> Work request:
Each line below that carries the string "View" must appear in the answer.

Data about app and page elements:
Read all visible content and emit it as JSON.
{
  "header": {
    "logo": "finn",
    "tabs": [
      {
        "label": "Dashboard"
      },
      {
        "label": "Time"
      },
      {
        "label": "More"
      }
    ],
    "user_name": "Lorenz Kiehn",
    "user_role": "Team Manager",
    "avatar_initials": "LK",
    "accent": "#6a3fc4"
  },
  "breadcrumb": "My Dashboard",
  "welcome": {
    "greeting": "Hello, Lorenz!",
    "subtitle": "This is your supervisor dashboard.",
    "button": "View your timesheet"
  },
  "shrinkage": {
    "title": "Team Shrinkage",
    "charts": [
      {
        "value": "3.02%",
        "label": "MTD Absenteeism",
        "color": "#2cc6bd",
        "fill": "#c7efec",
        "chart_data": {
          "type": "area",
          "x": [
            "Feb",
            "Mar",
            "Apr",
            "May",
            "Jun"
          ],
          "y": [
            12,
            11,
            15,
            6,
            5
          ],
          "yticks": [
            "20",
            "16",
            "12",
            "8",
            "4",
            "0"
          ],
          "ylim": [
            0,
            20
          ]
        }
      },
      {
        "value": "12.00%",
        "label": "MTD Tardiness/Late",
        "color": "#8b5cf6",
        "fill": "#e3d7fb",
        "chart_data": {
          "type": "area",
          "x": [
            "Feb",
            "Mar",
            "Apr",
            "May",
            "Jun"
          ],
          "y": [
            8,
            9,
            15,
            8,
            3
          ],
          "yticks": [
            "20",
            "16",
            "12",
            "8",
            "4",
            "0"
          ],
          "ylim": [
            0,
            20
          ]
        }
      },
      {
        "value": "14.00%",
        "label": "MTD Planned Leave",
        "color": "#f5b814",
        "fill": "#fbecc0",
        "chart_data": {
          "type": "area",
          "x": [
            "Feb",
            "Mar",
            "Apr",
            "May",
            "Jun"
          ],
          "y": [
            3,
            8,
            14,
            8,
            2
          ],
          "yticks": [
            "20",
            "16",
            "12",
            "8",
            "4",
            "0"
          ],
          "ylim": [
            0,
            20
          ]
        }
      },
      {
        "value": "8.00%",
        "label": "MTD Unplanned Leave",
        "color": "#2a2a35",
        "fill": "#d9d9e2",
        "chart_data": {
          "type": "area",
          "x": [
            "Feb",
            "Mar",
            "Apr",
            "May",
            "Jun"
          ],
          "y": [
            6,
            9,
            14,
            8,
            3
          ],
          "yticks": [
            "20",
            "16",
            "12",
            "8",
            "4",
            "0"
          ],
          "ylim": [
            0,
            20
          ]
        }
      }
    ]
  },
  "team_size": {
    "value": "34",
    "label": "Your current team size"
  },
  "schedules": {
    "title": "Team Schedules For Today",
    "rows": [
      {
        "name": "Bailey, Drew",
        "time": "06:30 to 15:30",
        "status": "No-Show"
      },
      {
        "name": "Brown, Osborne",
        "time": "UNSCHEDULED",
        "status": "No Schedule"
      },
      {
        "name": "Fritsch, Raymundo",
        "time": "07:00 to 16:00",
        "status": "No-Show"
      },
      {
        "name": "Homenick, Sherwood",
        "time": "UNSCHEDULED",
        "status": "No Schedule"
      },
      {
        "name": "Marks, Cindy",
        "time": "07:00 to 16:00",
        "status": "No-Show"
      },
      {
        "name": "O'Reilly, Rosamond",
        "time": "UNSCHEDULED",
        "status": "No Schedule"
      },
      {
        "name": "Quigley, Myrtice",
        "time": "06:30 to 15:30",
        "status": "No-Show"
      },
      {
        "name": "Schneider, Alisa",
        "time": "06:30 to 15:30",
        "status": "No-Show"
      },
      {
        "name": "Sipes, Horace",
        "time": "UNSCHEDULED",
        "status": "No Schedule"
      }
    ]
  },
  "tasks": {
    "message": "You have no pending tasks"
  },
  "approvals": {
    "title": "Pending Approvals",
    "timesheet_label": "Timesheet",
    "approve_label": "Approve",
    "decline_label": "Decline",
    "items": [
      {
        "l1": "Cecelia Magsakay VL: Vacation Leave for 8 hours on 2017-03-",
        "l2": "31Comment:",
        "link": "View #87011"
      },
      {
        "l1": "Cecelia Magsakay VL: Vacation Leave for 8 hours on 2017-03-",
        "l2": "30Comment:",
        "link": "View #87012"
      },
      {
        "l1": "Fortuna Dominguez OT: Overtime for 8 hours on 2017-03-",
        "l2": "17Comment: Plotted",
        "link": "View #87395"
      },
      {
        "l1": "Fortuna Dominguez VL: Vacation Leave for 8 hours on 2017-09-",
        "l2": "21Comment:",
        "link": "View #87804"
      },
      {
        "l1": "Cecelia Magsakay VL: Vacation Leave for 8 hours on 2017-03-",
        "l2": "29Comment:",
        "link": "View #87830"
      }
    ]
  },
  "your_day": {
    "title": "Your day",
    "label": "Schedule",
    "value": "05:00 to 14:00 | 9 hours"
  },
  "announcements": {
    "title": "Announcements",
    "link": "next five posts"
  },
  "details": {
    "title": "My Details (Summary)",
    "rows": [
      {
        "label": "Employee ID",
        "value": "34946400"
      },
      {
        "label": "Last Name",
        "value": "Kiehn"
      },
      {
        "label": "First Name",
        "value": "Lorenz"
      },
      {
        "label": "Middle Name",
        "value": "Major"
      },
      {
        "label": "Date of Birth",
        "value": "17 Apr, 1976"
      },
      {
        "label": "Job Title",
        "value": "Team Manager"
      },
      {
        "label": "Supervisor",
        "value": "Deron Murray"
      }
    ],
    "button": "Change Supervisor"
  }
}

> Solution:
    "button": "View your timesheet"
        "link": "View #87011"
        "link": "View #87012"
        "link": "View #87395"
        "link": "View #87804"
        "link": "View #87830"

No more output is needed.